“It’s been a ride. It’s been rough,” he told The Sunday Gleaner. “My parents weren’t there for me that kind of way. I never heard them say they’re proud. There was never a congratulatory anything, and I don’t understand why. I’m singing messages of love, kindness, and hope. Gospel means the good news,” he said.
Right to Choose
“You would think this is the ’70s,” he said, adding that their relationship had been on the decline for years. An example he offered was from his efforts to participate in extra-curricular activities. Joining after-school clubs was a contentious endeavour. “If I wanted to join the track team, and I started doing well, they would say, ‘Champs is on a Saturday.’ But most things were on a Saturday!” he said.
He found some refuge by joining the cadets. “My father was a cadet, but I still got a fight when the weekend-overnight vibes come around. By that time, I was rebellious. I was, willing to sleep on the veranda. And I had to ‘sleep a road’. It was, basically ‘trim and you have a place to stay.’ I was couch-surfing, sleeping at bredrin yaad,” he recalled.
There was even a time in high school that he went to live with his music teacher. “I came back home and they kicked me out again. It was several little times until it got to a place of mutual feeling. They were forcing me to come out.”
Mortimer’s rebellion, based on his refusal to cut his hair, eventually found the young man on the streets. He has been completely on his own for the past five years, and amid all the furore, Mortimer found true refuge in music.
“One thing that was constant was music. It would keep me through tough times. Most of the time, I spent locked in my room because of how they treated me for my decisions. The one thing I was, consistently, subconsciously keeping at was music. That never died. It never slowed down. I used to sing a lot in the mirror. I was a gospel kid. I was singing ever since I was a youth. my mother sings, and my father is a fine artist, a painter and he writes,” he said, noting the roots of his musical and creative affinity.
“Then I started listening to roots,” he said. His sister went to school with musician Phil Gordon’s son. She was invited to a meeting at Cellblock Records, and Mortimer asked to tag along. “Diggy (Protoje) was coming up at the time, and I used to tell her every day, ‘if I coulda do a song with this man … .’ I used to say it every day,” he said.

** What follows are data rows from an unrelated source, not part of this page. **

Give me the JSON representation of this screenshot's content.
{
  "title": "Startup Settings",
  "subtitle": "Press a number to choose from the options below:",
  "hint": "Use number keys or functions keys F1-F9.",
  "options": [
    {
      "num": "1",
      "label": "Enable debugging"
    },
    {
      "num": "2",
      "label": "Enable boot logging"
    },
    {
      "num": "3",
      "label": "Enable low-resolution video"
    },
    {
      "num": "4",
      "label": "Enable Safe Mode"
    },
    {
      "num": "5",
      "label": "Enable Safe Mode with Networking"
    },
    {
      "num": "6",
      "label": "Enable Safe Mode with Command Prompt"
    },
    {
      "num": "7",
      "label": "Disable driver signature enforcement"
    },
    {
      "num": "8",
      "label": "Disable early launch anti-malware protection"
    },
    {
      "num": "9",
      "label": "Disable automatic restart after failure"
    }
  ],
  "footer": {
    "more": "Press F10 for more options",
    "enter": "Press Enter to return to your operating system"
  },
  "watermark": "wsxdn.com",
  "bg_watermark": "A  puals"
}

Tagging along to the studio connected him with Paris Dennis, Protoje’s keyboardist. “[Paris] said I should come through to rehearsal so I could meet Diggy and Winta.” Kismet rapport led to Protoje inviting Mortimer to listen to Protection (Ancient Future, 2015). “I didn’t write it just performed it. Now I have two songs with him, and possibly more,” the singer said.

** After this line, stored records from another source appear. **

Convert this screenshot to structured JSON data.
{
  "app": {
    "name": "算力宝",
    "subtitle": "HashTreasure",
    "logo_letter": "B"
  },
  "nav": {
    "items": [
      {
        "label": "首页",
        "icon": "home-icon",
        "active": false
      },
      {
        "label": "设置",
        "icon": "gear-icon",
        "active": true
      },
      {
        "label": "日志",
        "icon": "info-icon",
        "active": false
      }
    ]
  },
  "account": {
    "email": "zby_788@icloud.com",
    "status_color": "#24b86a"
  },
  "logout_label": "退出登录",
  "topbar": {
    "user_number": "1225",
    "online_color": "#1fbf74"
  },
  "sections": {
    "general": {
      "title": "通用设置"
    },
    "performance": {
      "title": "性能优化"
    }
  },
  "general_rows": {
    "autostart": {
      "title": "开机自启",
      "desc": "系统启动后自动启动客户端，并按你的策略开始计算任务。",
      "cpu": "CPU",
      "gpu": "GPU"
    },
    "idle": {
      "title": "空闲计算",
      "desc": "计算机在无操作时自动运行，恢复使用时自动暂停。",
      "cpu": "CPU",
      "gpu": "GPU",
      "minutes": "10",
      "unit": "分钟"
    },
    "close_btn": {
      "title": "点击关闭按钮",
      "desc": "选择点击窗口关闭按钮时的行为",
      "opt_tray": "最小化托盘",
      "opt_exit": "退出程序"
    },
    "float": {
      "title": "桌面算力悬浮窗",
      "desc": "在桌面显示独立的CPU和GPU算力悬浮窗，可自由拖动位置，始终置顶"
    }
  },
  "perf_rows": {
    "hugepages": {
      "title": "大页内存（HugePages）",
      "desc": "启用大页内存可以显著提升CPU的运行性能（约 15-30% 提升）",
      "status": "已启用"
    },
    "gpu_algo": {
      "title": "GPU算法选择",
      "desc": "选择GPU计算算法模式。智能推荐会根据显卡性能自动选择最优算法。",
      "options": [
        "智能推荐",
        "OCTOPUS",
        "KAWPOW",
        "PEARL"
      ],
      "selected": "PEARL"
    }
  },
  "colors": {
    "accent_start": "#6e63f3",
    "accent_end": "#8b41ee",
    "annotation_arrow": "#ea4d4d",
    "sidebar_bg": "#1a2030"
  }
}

Mortimer also continued to work with producer Winta James, featuring on the label’s Mile High Riddim with the song Nice Up Di Scene, as well as the second collaboration with Protoje on the single Truths & Rights, included on Protoje’s newest album, A Matter Of Time. “It was just the right place, right time, right people. There was nothing forced, or no superplan. Maybe the universe manifested it for me,” Mortimer said.
Other notable releases by Mortimer include Warning (2015), Ganja Train (2016), and This Feeling (2017). He is also a producer. “Warning is my riddim. I have other things, too – a lot of joint collaborations between me and Winta,” he revealed.
Mortimer has performed on events such as Protoje’s Ancient Future Live and For The Culture Live, Capleton’s St Mary Mi Come From, and Arts In The Park. He recently recorded an acoustic performance for David Rodigan at BBC Radio 1Xtra.
Despite the contention with his parents, the 25-year-old is now preoccupied with the care of his wife of two years and their three children. “I’m taking care of my family. It’s rough at times, but it’s not bad. On my first dubplate, I collected US$30. Now I’m collecting US$350. I don’t start get the extra yet, but I’m taking care of my family. That’s important for me,” he said.
At the end of the day, he tells The Sunday Gleaner that he is grateful for life and that he is ready for whatever it brings. “I feel like it’s all worth it. I have to show my parents a different side. I can’t curse them, and I can’t get emotional about it. I feel like them kicking me out was a great thing. It might be harsh, but they have their right to choose what they want in their space. And I have the right to choose to give them the same space,” he said.